=== RECORD EXCERPTS ===

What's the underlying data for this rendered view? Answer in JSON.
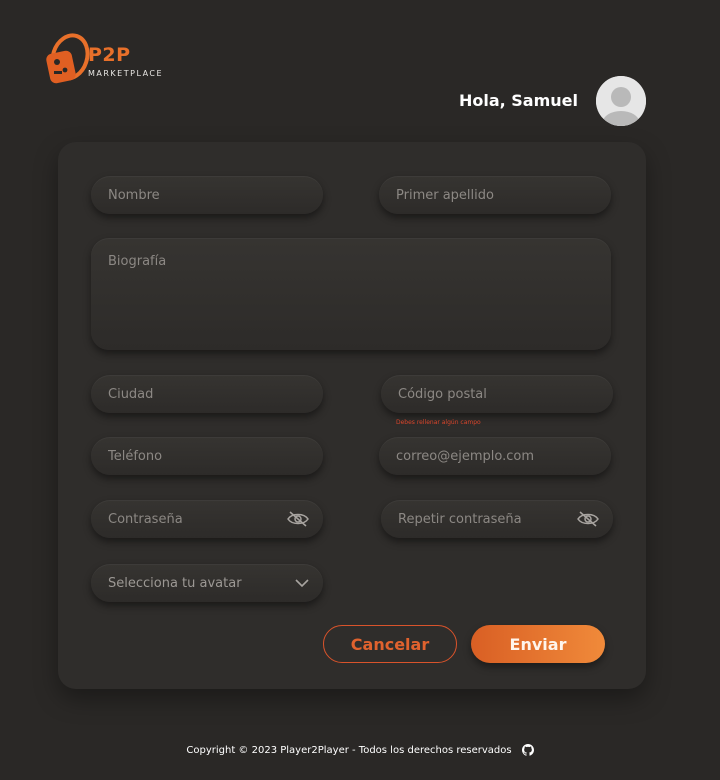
{
  "brand": {
    "title": "P2P",
    "subtitle": "MARKETPLACE",
    "accent_color": "#e8702a"
  },
  "header": {
    "greeting": "Hola, Samuel",
    "avatar_icon": "user-avatar-icon"
  },
  "form": {
    "nombre_placeholder": "Nombre",
    "apellido_placeholder": "Primer apellido",
    "biografia_placeholder": "Biografía",
    "ciudad_placeholder": "Ciudad",
    "codigo_postal_placeholder": "Código postal",
    "codigo_postal_error": "Debes rellenar algún campo",
    "telefono_placeholder": "Teléfono",
    "correo_placeholder": "correo@ejemplo.com",
    "contrasena_placeholder": "Contraseña",
    "repetir_contrasena_placeholder": "Repetir contraseña",
    "avatar_select_label": "Selecciona tu avatar",
    "password_toggle_icon": "eye-off-icon",
    "select_icon": "chevron-down-icon",
    "error_color": "#d9452b"
  },
  "actions": {
    "cancel_label": "Cancelar",
    "send_label": "Enviar"
  },
  "footer": {
    "copyright": "Copyright © 2023 Player2Player - Todos los derechos reservados",
    "github_icon": "github-icon"
  }
}
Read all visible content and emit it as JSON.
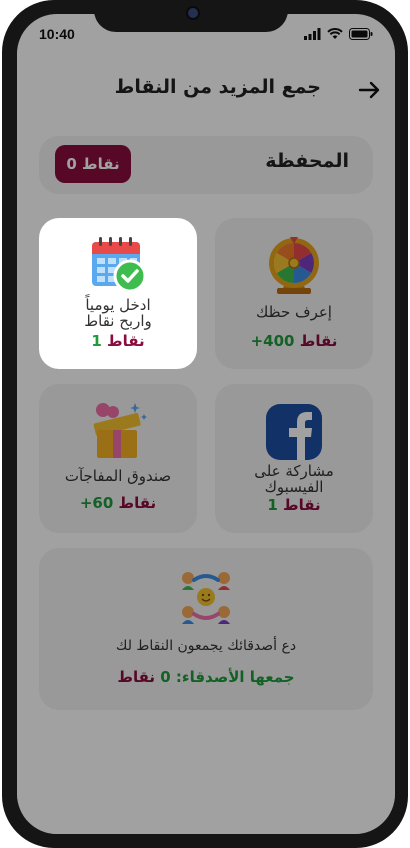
{
  "status_bar": {
    "time": "10:40"
  },
  "header": {
    "title": "جمع المزيد من النقاط"
  },
  "wallet": {
    "label": "المحفظة",
    "points": "0 نقاط"
  },
  "cards": {
    "daily": {
      "title_line1": "ادخل يومياً",
      "title_line2": "واربح  نقاط",
      "points_value": "1",
      "points_unit": "نقاط"
    },
    "wheel": {
      "title": "إعرف حظك",
      "points_value": "+400",
      "points_unit": "نقاط"
    },
    "gift": {
      "title": "صندوق المفاجآت",
      "points_value": "+60",
      "points_unit": "نقاط"
    },
    "facebook": {
      "title_line1": "مشاركة على",
      "title_line2": "الفيسبوك",
      "points_value": "1",
      "points_unit": "نقاط"
    }
  },
  "invite": {
    "text": "دع أصدقائك يجمعون النقاط لك",
    "collected_label": "جمعها الأصدقاء:",
    "collected_value": "0",
    "collected_unit": "نقاط"
  },
  "colors": {
    "maroon": "#8a0d3e",
    "green": "#1f9a3c",
    "card_bg": "#f2f2f2",
    "facebook_blue": "#1e4fa3"
  },
  "icons": [
    "back-arrow-icon",
    "calendar-check-icon",
    "fortune-wheel-icon",
    "gift-box-icon",
    "facebook-icon",
    "friends-group-icon",
    "signal-icon",
    "wifi-icon",
    "battery-icon"
  ]
}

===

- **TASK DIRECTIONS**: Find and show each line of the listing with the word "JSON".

- **OUTPUT**:
What's the underlying data for this rendered view? Answer in JSON.
Read all visible content and emit it as JSON.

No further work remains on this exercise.